How about new path syntax a.b.c?

use crate.module;

1path, no fallback.


I’m adding my support here for leading extern. I think it’s the clearest to read, and is easy to explain to beginners. It also solves the largest problems IMO which are separating external imports from crate local imports and removing the need to use self:: and super::

I’m also very strongly against any added sigil. I agree with @aturon that it could be a jump-the-shark moment for rust.


Assuming that there’s no syntactic conflict or ambiguity, the dot notation suggested by @liigo is quite elegant, imo. It’s also very much not noisy.

Is the current distinction between :: and . really that important, or can it be an unnecessary obstacle for people trying to learn/read Rust?


If you use an absolute path in your code (rather than in imports on the top), this will lead to unwanted ambiguity


I agree that the uniform dot notation is indeed elegant, however I’d say having a separate :: and . is a good thing - :: refers to a name/module/static scope of things, whereas . suggets that we’re dealing with scope of an instance of something. This is more consistent with String::new, <something as Trait>::some_static etc.

C# has dot notation for imports/modules, static and per-instance fields and frankly the uniformity is confusing. That, coupled with omnipresent PascalCase, means you can’t easily tell what is what.


(random lurker comment) I agree to keep the current :: vs . distinction, even though that syntax looks quite nice. Re: suffix-:, it seems a little odd to make the “big” path boundary (the first one) be smaller than the others, plus it looks kinda vaguely like type bounds. How about suffix-::: or something like that? A little heavier. (If you’re going to introduce a new path separator anyways.)


An evidence that 1path is a useful property: a new user is confused over the difference between use statements and function bodies:


Given the amount of controversy about every proposed “unified module path” syntax… how about we table the whole proposal for a while, and instead improve item resolution errors in the compiler?

So we don’t want to implement item name lookup fallbacks in the compiler for [reasons], but it could still be done for error messages. For example, “Item ‘foo::bar::baz’ not found. Did you mean ‘::foo::bar::baz’?”. (In fact, I think, item name resolution errors in expressions already do that, but some other cases are not covered).
We could also lint “absolute” item name usage in the root module, so it would be not a surprise when it does not work elsewhere.


I do not think joining together the value and type namespaces into one big unholy mess is a very good idea.

struct X;
impl X {
    fn foo(self) { println!("value namespace!") }

mod x {
    pub fn foo() { println!("type/module namespace!") }

fn main() {
    let x = X;;  // currently prints "value namespace!"
    x::foo(); // currently prints "type/module namespace!"


Can’t this be solved by using :: to separate these namespace, and . within each?
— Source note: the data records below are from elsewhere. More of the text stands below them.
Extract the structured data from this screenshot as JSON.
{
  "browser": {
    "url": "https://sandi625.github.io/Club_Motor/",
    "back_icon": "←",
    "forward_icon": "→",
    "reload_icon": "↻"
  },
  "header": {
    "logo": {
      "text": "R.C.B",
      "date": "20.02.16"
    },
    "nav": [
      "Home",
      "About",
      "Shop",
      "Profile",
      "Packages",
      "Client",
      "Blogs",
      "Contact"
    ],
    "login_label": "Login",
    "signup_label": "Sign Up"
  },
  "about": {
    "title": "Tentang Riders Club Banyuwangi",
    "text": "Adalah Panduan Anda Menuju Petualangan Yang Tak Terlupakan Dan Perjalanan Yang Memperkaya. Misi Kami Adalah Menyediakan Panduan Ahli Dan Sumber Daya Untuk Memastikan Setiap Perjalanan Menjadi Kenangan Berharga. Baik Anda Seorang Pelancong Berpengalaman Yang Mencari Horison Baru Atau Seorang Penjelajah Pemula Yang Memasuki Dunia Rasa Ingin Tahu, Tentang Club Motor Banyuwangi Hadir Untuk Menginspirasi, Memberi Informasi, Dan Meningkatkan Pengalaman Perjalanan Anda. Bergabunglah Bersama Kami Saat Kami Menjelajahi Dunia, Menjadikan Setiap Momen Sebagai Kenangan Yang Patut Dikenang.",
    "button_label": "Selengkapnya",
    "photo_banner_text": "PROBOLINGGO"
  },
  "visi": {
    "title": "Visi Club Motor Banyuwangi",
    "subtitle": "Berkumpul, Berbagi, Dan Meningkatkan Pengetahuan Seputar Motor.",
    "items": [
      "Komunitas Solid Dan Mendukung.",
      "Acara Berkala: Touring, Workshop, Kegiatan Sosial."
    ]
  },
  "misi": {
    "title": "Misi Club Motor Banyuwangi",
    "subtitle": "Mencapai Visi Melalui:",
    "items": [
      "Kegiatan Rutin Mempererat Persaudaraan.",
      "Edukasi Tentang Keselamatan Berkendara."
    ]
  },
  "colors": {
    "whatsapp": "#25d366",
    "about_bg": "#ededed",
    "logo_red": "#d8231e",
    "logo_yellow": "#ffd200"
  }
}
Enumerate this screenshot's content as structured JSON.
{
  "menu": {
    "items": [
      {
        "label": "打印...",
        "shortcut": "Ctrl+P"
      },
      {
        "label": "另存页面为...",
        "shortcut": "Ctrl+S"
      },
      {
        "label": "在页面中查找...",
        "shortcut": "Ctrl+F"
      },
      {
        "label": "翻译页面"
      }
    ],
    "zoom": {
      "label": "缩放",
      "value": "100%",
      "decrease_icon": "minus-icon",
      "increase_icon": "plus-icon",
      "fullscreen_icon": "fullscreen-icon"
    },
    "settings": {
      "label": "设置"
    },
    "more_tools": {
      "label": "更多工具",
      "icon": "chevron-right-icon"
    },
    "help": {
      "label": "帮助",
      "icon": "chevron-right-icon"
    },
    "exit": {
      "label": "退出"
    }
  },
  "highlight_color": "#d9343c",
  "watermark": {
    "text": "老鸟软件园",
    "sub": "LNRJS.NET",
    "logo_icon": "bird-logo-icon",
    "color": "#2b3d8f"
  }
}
I.e,


This can be fixed by making all paths start with ::, self or super. No need for extern crate, no need to kill mounting points at arbitrary locations of the module tree, no need for use crate::, etc.


Can’t this be solved by using :: to separate these namespace, and . within each? I.e,

Hmm. I think you could be right…

The two places I can think of where an indentifier at the beginning of an expression is read from the type/value namespace are:

  • a value expression: some number of ::-separated components, ending in a name from the value namespace
  • a struct expression: some number of ::-separated components, all in the type namespace, followed by {

(in either case, a turbofish (::<>) may also follow)

For the second case, I don’t think a.b { } is currently valid syntax. And I can’t think of any counter examples where the first case would cause problems, so long as it had a :: before the last component. (there might be some trickiness with the </> operators and UFCS/generics, maybe?)

Anyways, this isn’t a statement of proof; just one of plausibility.


To be fair though, they seem to have identified how it works on their own, and the confusion is about the motivation for the design. They’re not confused about what the difference is to begin with.